“Hopefully my art, whether painting, drawing, or textile, will transport the viewer back in time to gather sensory awareness of the rich and great culture of my people. It should further yield an alliance with our ancient past and an assurance of our infinite future.”
The artist, quoted in Black Artists on Art, Lewis/Waddy, Volume 1, revised ed., p. 101.
Smith had remarkable skill as an artist at a very young age. He studied at the Art Students League, New York and the Philadelphia College of Art. He had solo exhibitions of his work at Hinkley-Brohel Gallery, Peggy Fingerate Goldstein Gallery, and Blackman’s Art Gallery. His work was included in Afro-American Artists, 1800-1969, a very important exhibition held at the Philadelphia Civic Center in 1969.

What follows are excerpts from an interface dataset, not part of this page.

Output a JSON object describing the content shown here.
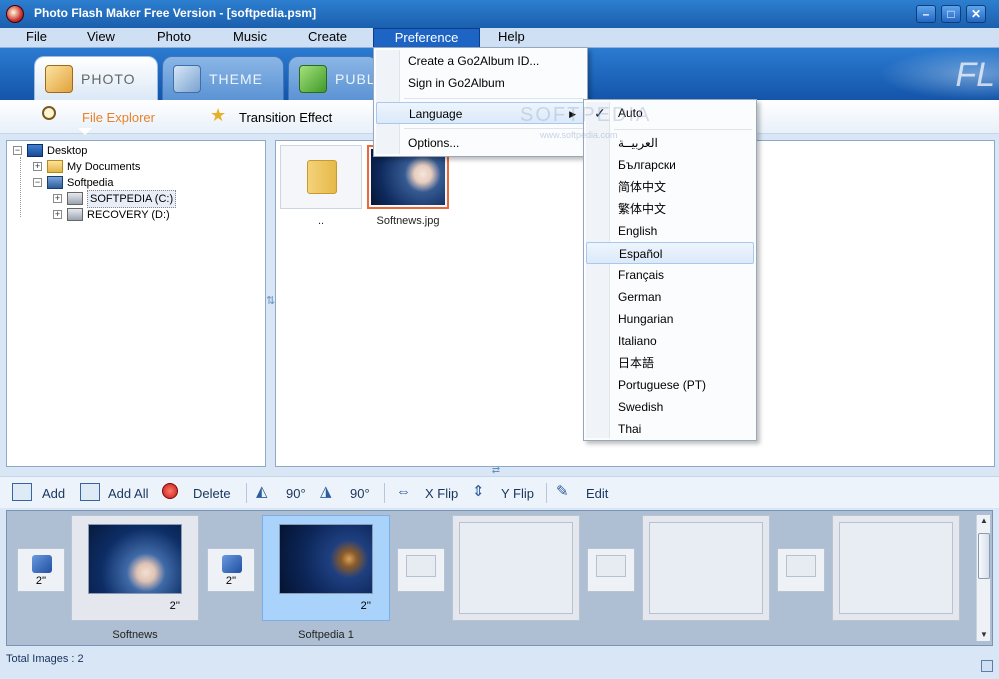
{
  "window": {
    "title": "Photo Flash Maker Free Version - [softpedia.psm]"
  },
  "menubar": {
    "file": "File",
    "view": "View",
    "photo": "Photo",
    "music": "Music",
    "create": "Create",
    "preference": "Preference",
    "help": "Help"
  },
  "tabs": {
    "photo": "PHOTO",
    "theme": "THEME",
    "publish": "PUBLI",
    "deco": "FL"
  },
  "subbar": {
    "file_explorer": "File Explorer",
    "transition_effect": "Transition Effect"
  },
  "tree": {
    "desktop": "Desktop",
    "my_documents": "My Documents",
    "softpedia": "Softpedia",
    "drive_c": "SOFTPEDIA (C:)",
    "drive_d": "RECOVERY (D:)"
  },
  "files": {
    "items": [
      {
        "caption": ".."
      },
      {
        "caption": "Softnews.jpg"
      }
    ]
  },
  "toolbar": {
    "add": "Add",
    "add_all": "Add All",
    "delete": "Delete",
    "rot_left": "90°",
    "rot_right": "90°",
    "x_flip": "X Flip",
    "y_flip": "Y Flip",
    "edit": "Edit"
  },
  "storyboard": {
    "transitions": [
      "2''",
      "2''"
    ],
    "slides": [
      {
        "caption": "Softnews",
        "duration": "2''"
      },
      {
        "caption": "Softpedia 1",
        "duration": "2''"
      }
    ]
  },
  "status": {
    "total": "Total Images : 2"
  },
  "preference_menu": {
    "create_id": "Create a Go2Album ID...",
    "sign_in": "Sign in Go2Album",
    "language": "Language",
    "options": "Options..."
  },
  "language_menu": {
    "auto": "Auto",
    "items": [
      "العربيــة",
      "Български",
      "简体中文",
      "繁体中文",
      "English",
      "Español",
      "Français",
      "German",
      "Hungarian",
      "Italiano",
      "日本語",
      "Portuguese (PT)",
      "Swedish",
      "Thai"
    ],
    "selected": "Español",
    "checked": "Auto"
  },
  "watermark": {
    "text": "SOFTPEDIA",
    "sub": "www.softpedia.com"
  },
  "colors": {
    "title_bar": "#1b5fae",
    "menu_active": "#1d64c4",
    "tab_active_text": "#e8822a",
    "storyboard_bg": "#aebfd3",
    "selected_slide": "#a9d3fb"
  }
}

In 1992, Smith designed a poster for the American Red Cross for their HIV/AIDS program. The image depicted a male figure hugging a smaller image of himself, and was accompanied by an Ethiopian proverb: “He who conceals his disease cannot expect to be cured”. Smith died of complications due to AIDS the same year.